- Mind your word count: Check the guidelines for the paper you are targeting. If they give a word count, follow it. If they don't, 200 words is generally considered the maximum length. Most papers don't consider letters that exceed the word count.
- Check your spelling: Spell everything correctly and pay close attention to grammar. Editors choose well-written letters that meet their guidelines.
- Submit the letter: On the website of your local paper, find the email address to submit a letter to the editor. When you send your letter, paste your letter directly into the body of an email rather than sending as an attachment. Many editors won't open attachments.
Examples:The following published Letters were submitted by Louise Lemieux White, Co Founder of Families for Addiction Recovery.
Better mental-health solutions

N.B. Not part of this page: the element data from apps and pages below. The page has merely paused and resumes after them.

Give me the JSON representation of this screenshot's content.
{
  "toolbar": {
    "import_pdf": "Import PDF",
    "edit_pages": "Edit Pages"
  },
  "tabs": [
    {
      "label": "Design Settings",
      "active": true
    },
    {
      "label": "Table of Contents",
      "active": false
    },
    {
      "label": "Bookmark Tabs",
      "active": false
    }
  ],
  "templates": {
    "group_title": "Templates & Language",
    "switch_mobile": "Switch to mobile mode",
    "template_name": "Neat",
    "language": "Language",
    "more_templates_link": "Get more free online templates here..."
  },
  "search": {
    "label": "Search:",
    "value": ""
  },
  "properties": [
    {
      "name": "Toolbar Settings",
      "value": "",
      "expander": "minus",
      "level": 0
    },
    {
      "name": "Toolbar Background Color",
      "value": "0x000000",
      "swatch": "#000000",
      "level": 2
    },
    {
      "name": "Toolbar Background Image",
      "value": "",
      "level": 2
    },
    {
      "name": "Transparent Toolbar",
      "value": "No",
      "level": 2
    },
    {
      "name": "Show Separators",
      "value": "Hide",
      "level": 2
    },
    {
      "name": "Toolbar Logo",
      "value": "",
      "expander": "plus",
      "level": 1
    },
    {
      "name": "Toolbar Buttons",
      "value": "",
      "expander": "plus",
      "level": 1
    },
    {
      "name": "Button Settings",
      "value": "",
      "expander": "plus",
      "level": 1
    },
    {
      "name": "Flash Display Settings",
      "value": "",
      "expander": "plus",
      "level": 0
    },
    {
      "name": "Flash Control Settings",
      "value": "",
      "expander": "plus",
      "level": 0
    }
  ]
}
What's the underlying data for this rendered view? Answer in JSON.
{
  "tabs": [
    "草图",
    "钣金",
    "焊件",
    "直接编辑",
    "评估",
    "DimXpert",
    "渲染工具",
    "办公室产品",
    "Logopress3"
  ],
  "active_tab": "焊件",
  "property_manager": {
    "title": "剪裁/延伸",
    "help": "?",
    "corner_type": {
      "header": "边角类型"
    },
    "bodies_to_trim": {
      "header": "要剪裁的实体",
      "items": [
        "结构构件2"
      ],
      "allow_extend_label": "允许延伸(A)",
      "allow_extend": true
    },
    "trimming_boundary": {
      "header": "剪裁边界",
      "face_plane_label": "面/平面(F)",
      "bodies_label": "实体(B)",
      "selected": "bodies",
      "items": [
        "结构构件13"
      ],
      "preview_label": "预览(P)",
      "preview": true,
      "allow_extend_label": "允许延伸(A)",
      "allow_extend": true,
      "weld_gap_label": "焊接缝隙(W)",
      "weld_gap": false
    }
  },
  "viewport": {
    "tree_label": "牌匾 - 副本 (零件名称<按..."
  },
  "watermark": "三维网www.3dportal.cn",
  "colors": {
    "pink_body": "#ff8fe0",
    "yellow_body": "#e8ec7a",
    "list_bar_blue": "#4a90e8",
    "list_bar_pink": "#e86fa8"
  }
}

In response to End 'two-tier' mental-health care system, Michael Kirby urges
“End ‘two-tier’ mental health care system”, Michael Kirby urges. Former Senator Michael Kirby co-authored the “Out of the Shadows” report 10 years ago. Since then The Canadian Institute for Health Information has documented a 45% increase in ER admissions for youth with mental illness, a 58% increase in admissions for this same population, a 37% return to the ER for 3 or more visits and an 11% return to inpatient units 3 or more times. This comes with a huge cost to government not to mention the pain and anguish felt by families. Demand for services continues to grow by 10% each year. Is it not time for government to invest in a solution? Children’s Mental Health Ontario proposed to the government of Ontario a tiered system of care to address the growing needs of youth with mental illness and suggests a savings of 375M$ to the province. Alternatively, the government can continue to incur the huge price tag of over 700M$ over the next five years if the system is not changed. Lives will continue to be lost and families will continue to feel the burden of illness if nothing is done.
Louise Lemieux White
Published February 17, 2016 in the Ottawa Citizen
Help Needed Now
“Canada falling behind on children’s mental health” says Senator Michael Kirby. The “Out of the Shadows” report, which he co-authored, was released 10 years ago. Has anything changed? Report after report concludes that children suffer or die as a result of a lack of service for youth affected with mental illness. Youth who self medicate to ease the pain of mental illness are even worse off with respect to services. We sent our 14 year old to the USA for care because we were told that Ontario could not meet her mental health and subsequent addiction needs without a 14 month wait. This would have been a death sentence. If this were cancer, the care would have been found and paid for by our health care system. Children’s Mental Health Ontario has just submitted a request to the government highlighting how an investment now, would save the government of Ontario up to 700M$ in hospital costs over the next 5 years. The time for much needed change to save children’s lives is now.
Louise Lemieux White
Published: February 12, 2016 in the Ottawa Sun